The operator has no right to get back a parking charge from you without first taking you to court, so if you deem there has been a mistake and you shouldn't have been issued a ticket, you may wish to dispute the charge with the parking company as soon as possible. You should ask them to give confirmation of their case against you. If you fail to reach an agreement with them, then, as with all civil matters, it is up to the parking company to bear out their argument in court, but it is advisable to seek advice from the Citizens Advice Bureau or a solicitor before things get to this stage. Bear in mind that the parking operator has to corroborate its case on the balance of probabilities.

It is also of the essence to note that, as things now exist, the driver of the vehicle is the solitary person who can enter into a contract with the landlord. Therefore if you weren't the person driving you may wish to inform the parking company of this right away. Just because you are the registered keeper of the car, you are under no legal obligation to impart the parking operator with any further information, as you would be with the police. In particular you do not have to identify the driver or supply his or her name and address.

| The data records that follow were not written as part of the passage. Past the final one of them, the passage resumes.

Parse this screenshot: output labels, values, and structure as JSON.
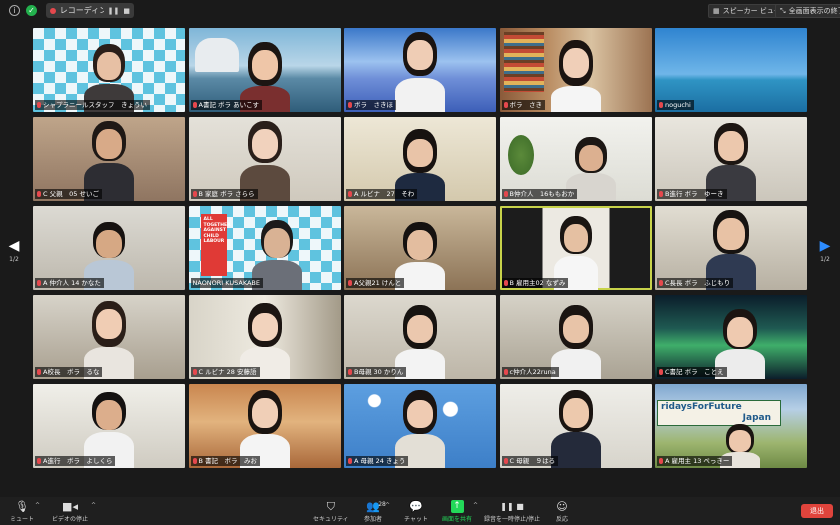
{
  "topbar": {
    "recording_label": "レコーディング...",
    "speaker_view": "スピーカー ビュー",
    "exit_fullscreen": "全画面表示の終了"
  },
  "pagination": {
    "left_page": "1/2",
    "right_page": "1/2"
  },
  "participants": [
    {
      "name": "シャプラニールスタッフ　きょうい",
      "muted": true
    },
    {
      "name": "A書記 ボラ あいこす",
      "muted": true
    },
    {
      "name": "ボラ　さきほ",
      "muted": true
    },
    {
      "name": "ボラ　さき",
      "muted": true
    },
    {
      "name": "noguchi",
      "muted": true
    },
    {
      "name": "C 父親　05 せいご",
      "muted": true
    },
    {
      "name": "B 家庭 ボラ さらら",
      "muted": true
    },
    {
      "name": "A ルビナ　27　そわ",
      "muted": true
    },
    {
      "name": "B仲介人　16ももおか",
      "muted": true
    },
    {
      "name": "B進行 ボラ　ゆーき",
      "muted": true
    },
    {
      "name": "A 仲介人 14 かなた",
      "muted": true
    },
    {
      "name": "NAONORI KUSAKABE",
      "muted": false
    },
    {
      "name": "A父親21 けんと",
      "muted": true
    },
    {
      "name": "B 雇用主02 なずみ",
      "muted": true
    },
    {
      "name": "C長長 ボラ　ふじもり",
      "muted": true
    },
    {
      "name": "A校長　ボラ　るな",
      "muted": true
    },
    {
      "name": "C ルビナ 28 安藤語",
      "muted": true
    },
    {
      "name": "B母親 30 かりん",
      "muted": true
    },
    {
      "name": "c仲介人22runa",
      "muted": true
    },
    {
      "name": "C書記 ボラ　ことえ",
      "muted": true
    },
    {
      "name": "A進行　ボラ　よしくら",
      "muted": true
    },
    {
      "name": "B 書記　ボラ　みお",
      "muted": true
    },
    {
      "name": "A 母親 24 きょう",
      "muted": true
    },
    {
      "name": "C 母親　９はる",
      "muted": true
    },
    {
      "name": "A 雇用主 13 ぺっきー",
      "muted": true
    }
  ],
  "sign_text": {
    "fff_line1": "ridaysForFuture",
    "fff_line2": "Japan",
    "banner_line1": "ALL",
    "banner_line2": "TOGETHER",
    "banner_line3": "AGAINST",
    "banner_line4": "CHILD",
    "banner_line5": "LABOUR"
  },
  "toolbar": {
    "mute": "ミュート",
    "video_stop": "ビデオの停止",
    "security": "セキュリティ",
    "participants": "参加者",
    "participant_count": "28",
    "chat": "チャット",
    "share_screen": "画面を共有",
    "pause_recording": "録音を一時停止/停止",
    "reactions": "反応",
    "end": "退出"
  },
  "colors": {
    "muted_mic": "#e5484d",
    "active_speaker": "#c8d34a",
    "share_green": "#23d959",
    "end_red": "#e0443c"
  }
}
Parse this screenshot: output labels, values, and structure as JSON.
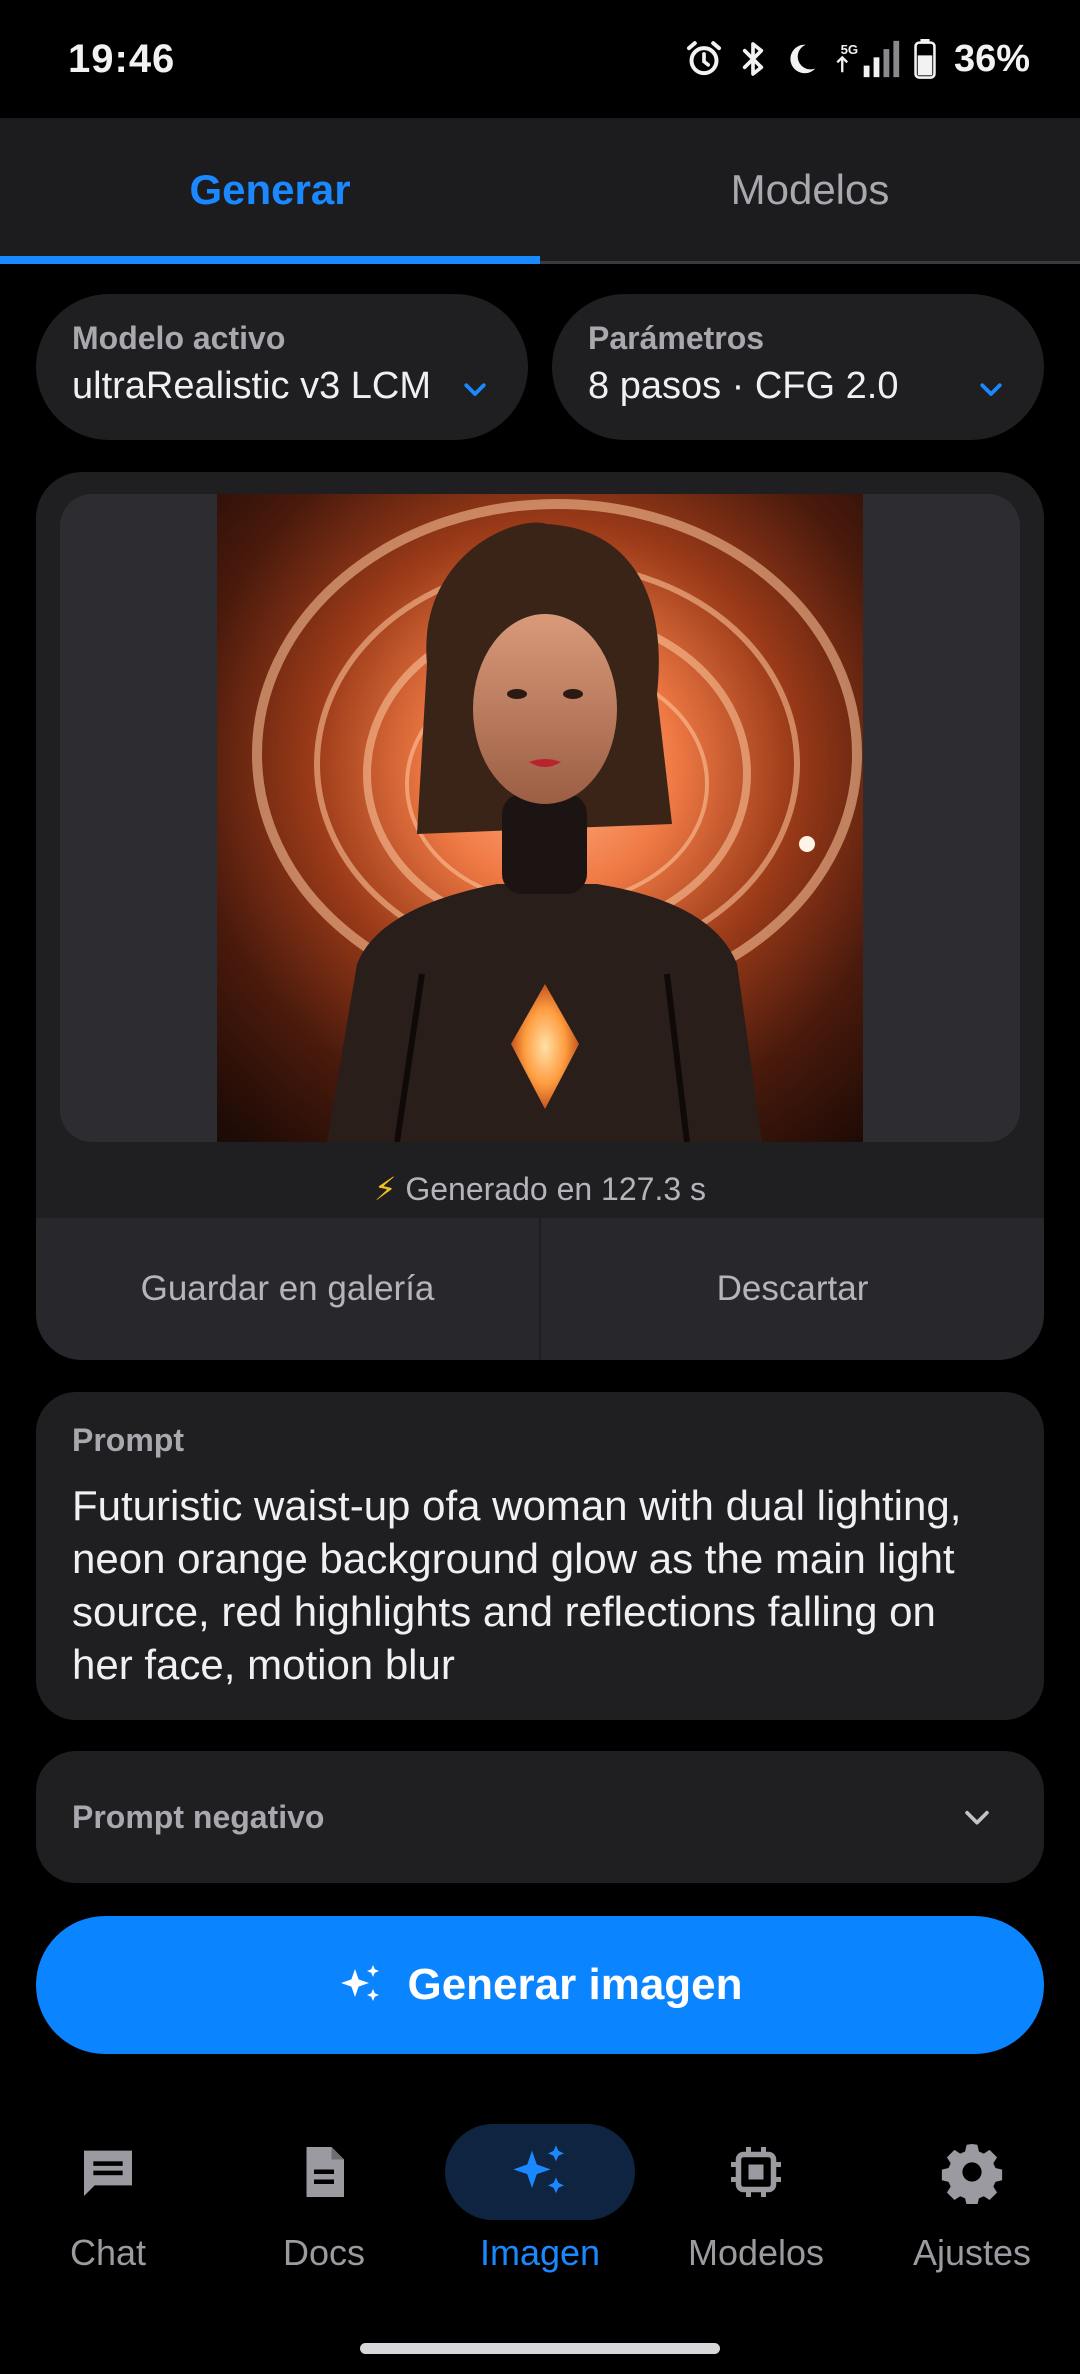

Indeed if you are convinced that you have not parked in contravention of the rules of the car park, you do not have to contact the parking company if you do not wish to do so as the obligation is on the parking company to demonstrate its case. However you should let them know that you contest the notice as if not, you can count on a sequence of letters from the company itself, debt collectors and solicitors, all warning of court action. However, the reality is that very few cases ever reach court because of the difficulties the private company has in proving its case. Consequently, the letters usually stop. Even if a case does reach court, the company may have trouble convincing a judge that the charge is reasonable.

The bottom line is it is going to be very hard for these companies to confirm you are a guilty party in this. In 99.99% of cases the best thing to do is rip up the ticket and throw it away. We would recommend not to get in touch with the company (as you are handing them your details) or waste your time and money consulting a solicitor. Most of these companies do not provide proper signage - in other words they are easy to miss when you are busy thinking of all the stuff you want to buy.